Two new drama series from two new writers can also be expected. Breakdown 8 x 60 series, written by brothers Jack Williams and Harry Williams and The Interceptor 8 x 60 series, written by Tony Saint and described as a new gripping and high-octane eight-part series about a top secret, state of the art law enforcement team whose unswerving mission is to hunt down some of Britain’s most dangerous and ruthless criminals. Finally for BBC1 a new three-part drama from Gwyneth Hughes entitled Remember Me was announced.
Stephenson then moved on to praise the success of BBC2 drama and announced the second and third parts of the trilogy Turks And Caicos and Salting The Battlefield starring Bill Nighy and following on from successful spy drama Page Eight.
In sad, but not completely unexpected news Stephenson announced that BBC4 drama is coming to an end. The channel has long been known for it's ambitious drama pieces and in-depth biopics so to finish their off their drama run the channel are tackling a biopic film on Elizabeth Taylor and Richard Burton. Stephenson was very pleased to announce that they'd secured Helena Bonham Carter and Dominic West to pay the iconic lead roles.
What I discovered
Aside from the speech and the teasing showreel the rest of the time at the event was spent chatting and mingling. I chatted to actress Anne Reid who revealed she was over the moon at the success of recent drama Last Tango in Halifax and that she hopes the scripts for the second series are good as there's so much anticipation for them. Last Tango in Halifax will begin filming for the second series in June.
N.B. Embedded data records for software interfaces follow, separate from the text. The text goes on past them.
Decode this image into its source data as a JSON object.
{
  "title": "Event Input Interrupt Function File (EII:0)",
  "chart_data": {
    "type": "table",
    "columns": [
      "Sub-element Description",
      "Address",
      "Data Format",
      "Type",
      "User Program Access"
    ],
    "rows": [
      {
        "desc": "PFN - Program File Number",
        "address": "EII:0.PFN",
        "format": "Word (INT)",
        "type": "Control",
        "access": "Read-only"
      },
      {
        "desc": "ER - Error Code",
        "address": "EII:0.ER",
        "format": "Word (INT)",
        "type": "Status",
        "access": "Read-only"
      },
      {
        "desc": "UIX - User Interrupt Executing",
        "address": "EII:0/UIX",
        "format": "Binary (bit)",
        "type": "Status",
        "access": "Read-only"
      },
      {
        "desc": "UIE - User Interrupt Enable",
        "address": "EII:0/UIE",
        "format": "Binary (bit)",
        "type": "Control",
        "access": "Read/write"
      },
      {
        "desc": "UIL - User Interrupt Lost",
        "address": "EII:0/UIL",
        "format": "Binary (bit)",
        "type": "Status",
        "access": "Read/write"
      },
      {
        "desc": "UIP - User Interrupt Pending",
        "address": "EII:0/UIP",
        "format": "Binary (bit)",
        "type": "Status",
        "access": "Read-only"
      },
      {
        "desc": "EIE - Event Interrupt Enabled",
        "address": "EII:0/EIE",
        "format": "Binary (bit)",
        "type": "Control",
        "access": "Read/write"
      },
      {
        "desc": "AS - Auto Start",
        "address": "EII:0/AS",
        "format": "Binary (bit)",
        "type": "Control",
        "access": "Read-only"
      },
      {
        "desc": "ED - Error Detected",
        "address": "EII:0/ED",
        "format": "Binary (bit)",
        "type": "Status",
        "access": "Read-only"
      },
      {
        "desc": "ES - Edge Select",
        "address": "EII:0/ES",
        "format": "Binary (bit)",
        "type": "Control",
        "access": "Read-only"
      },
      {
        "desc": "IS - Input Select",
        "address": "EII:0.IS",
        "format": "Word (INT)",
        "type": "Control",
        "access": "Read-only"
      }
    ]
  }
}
I chatted with former Silent Witness star William Gaminara who revealed he thinks he made the right decision to leave his role in the long-running crime drama but admitted it was a not an easy decision to make. He hopes to return to script writing now that he has more time.
I spoke with Death in Paradise and Red Dwarf star Danny John-Jules who had just returned from promoting the hugely popular BBC crime drama in Australia. He was genuinely excited at how well the series had been received by audiences and no doubt happy about the announcement of the third series.
I'll admit to staring longingly at Steven Moffat and Mark Gatiss in the hopes that if I caught their eye they'd be drawn to me and reveal how Sherlock survived! I lingered uncomfortably long near Luther star and general mega-star Idris Elba but wasn't able to track him down. The three minute showreel showed tiny snippets from the upcoming third series and Ben Stephenson confirmed the first episode to be "terrifying." He also confirmed Luther will reunite with Alice and that Ruth Wilson "wears a black glove and does terrible things."
I also spotted screenwriter Richard Curtis whose new one-off film Mary & Martha will be airing on BBC1 soon to coincide with Comic Relief.
I also had a genuinely lovely chat with My Mad Fat Diary star Nico Mirallegro who was there to talk about new BBC1 drama series The Village with co-stars Juliet Stevenson and the equally lovely Emily Beecham. Mirallegro was genuinely pleased his E4 series had gone down so well with audiences and hinted that a second series of the comedy good well be on the cards. The Village, which also stars John Simm and Maxine Peake is expected in late March/ April in a Sunday night slot and is expected to run for five years.
The cast of New Tricks were there including newest recruit Nicholas Lyndhurst who will be shortly be going from one series that's hugely repeated on the BBC to another. I have it on good authority former EastEnders star Lacey Turner was in attendance to discuss her new one-off drama Our Girl and actress Alison Steadman was milling around talking about the upcoming return of lottery drama The Syndicate.
I also spoke with the lovely Julie Gearey, writer of BBC drama Prisoners Wives who hoped the second series would be as well liked as the first.
All in all it was a brilliant night filled with people with a genuine love of what they do and for BBC drama. Stephenson commented that no one makes drama like the BBC and it's incredibly difficult to dissagree. 2013 is certain to be another strong year for BBC drama and I for one am beside myself with excitement about each and every one of them. I can't wait for more Original British Drama. Watch the Showreel below.